Check the appraisal to see if it accounts for hidden defects — for example, a cracked foundation or inadequate plumbing. Evidence of a hidden defect could be a photograph, or a statement from a builder or independent appraiser.
Ask the appraisal district for the appraisal records on similar properties in the area to learn if similar properties are treated equally.
Consider using an independent appraisal by a real estate appraiser. Insurance records are often helpful.
Get documents or sworn statements from any person providing any sales information.
Use sales of properties that are similar to the subject property in size, age, location, and type of construction.
Use sales that occurred closest to Jan. 1.
Use recent sales.
Weigh the costs of preparing a protest against the potential tax savings. Preparing a protest may not be worth the time and expense if it results in only a small tax savings.
Ask the appraisal district for all information it used to set the value of your property. The appraisal district must give you the copies of the data, even if the information would normally be considered confidential.
Ask for a copy of the data, schedules, formulas, and any other information that the appraisal district plans to introduce at the hearing. The appraisal district must deliver this information during the 14 days before the protest hearing.
When will I find out of the ARB’s decision?
Once the ARB rules on a protest, it will email or mail you its decision.
If the ARB rules in your favor, it will instruct the chief appraiser to notify the taxing units about the change. If you paid the taxes, the taxing units will send you any refund resulting from the change on the appraisal roll.
What if I am dissatisfied with the ARB’s decision?
If you are unsatisfied with the ARB's findings, you have the right to appeal its decision to the state district court in the county where your property is located.
Within 60 days of receiving the ARB's written order, you must file a petition for review with the district court. Before filing a petition, you should consult with an attorney to determine if you have a case.
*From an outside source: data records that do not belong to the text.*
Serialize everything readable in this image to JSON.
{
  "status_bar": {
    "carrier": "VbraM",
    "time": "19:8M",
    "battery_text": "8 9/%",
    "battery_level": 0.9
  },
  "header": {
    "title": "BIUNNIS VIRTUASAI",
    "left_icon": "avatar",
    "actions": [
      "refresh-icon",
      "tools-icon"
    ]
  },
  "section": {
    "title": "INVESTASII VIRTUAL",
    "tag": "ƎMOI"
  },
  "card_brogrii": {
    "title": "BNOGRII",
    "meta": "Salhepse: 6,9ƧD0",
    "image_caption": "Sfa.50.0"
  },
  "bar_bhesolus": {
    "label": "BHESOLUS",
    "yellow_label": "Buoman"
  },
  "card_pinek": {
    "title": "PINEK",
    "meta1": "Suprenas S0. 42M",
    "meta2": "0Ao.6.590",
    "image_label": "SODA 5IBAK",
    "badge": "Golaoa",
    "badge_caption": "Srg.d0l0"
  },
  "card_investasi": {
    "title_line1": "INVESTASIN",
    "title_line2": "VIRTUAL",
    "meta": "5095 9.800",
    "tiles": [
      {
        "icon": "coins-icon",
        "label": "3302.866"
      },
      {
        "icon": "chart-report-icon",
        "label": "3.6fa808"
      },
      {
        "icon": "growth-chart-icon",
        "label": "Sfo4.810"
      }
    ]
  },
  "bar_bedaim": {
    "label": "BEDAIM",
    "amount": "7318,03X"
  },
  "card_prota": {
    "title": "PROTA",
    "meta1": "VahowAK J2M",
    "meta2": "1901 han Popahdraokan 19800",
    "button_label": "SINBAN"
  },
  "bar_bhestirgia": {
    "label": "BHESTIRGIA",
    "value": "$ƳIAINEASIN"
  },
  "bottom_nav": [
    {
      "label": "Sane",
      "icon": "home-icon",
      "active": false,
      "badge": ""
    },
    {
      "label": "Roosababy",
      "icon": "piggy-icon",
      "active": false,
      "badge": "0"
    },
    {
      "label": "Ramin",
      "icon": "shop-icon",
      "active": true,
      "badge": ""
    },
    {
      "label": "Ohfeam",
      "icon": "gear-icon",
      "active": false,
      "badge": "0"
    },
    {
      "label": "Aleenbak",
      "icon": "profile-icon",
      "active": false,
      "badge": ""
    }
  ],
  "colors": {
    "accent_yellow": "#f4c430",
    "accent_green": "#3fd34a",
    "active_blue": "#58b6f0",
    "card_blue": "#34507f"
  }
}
You also are required to make a partial payment of taxes, usually the amount of taxes that are not in dispute, before the delinquency date. You may ask the court to excuse you from prepaying your taxes. The court will hold a hearing and decide the terms or conditions of your payment.
At the district court, you may ask to have your appeal resolved through arbitration, by a jury, a judge or allowing the property owner to cure their appeal as a timely filed protest. You may also request that the parties engage in settlement discussions before the date of trial.
Can I protest the appraisal value if I lease the property and pay the property taxes?
The right to protest applies to leased land, buildings, and personal property. If you are on a lease that requires you to pay the owner's property taxes, you may protest the property's value to the ARB.
You may file a protest only if the property owner does not.
Read ARB Review Board FAQs, Property Taxpayer Remedies (PDF), or Property Taxpayer Remedies (Spanish version) (PDF) provided by the Texas Comptroller’s Office.
Read Property Tax Protest and Appeals by the Texas A&M Real Estate Center.
Watch A Homeowner's Guide (Video) and A Guide for Small Businesses (Video) on presenting your case at an ARB hearing.
Property Taxes and Homestead ExemptionsThis article discusses homestead exemptions.
Disaster and Property TaxesThis article examines whether your property taxes can be reduced after a disaster.
Inherited Homes and Homestead ExemptionsThis article explains how to get a homestead exemption on a property you inherited in Texas.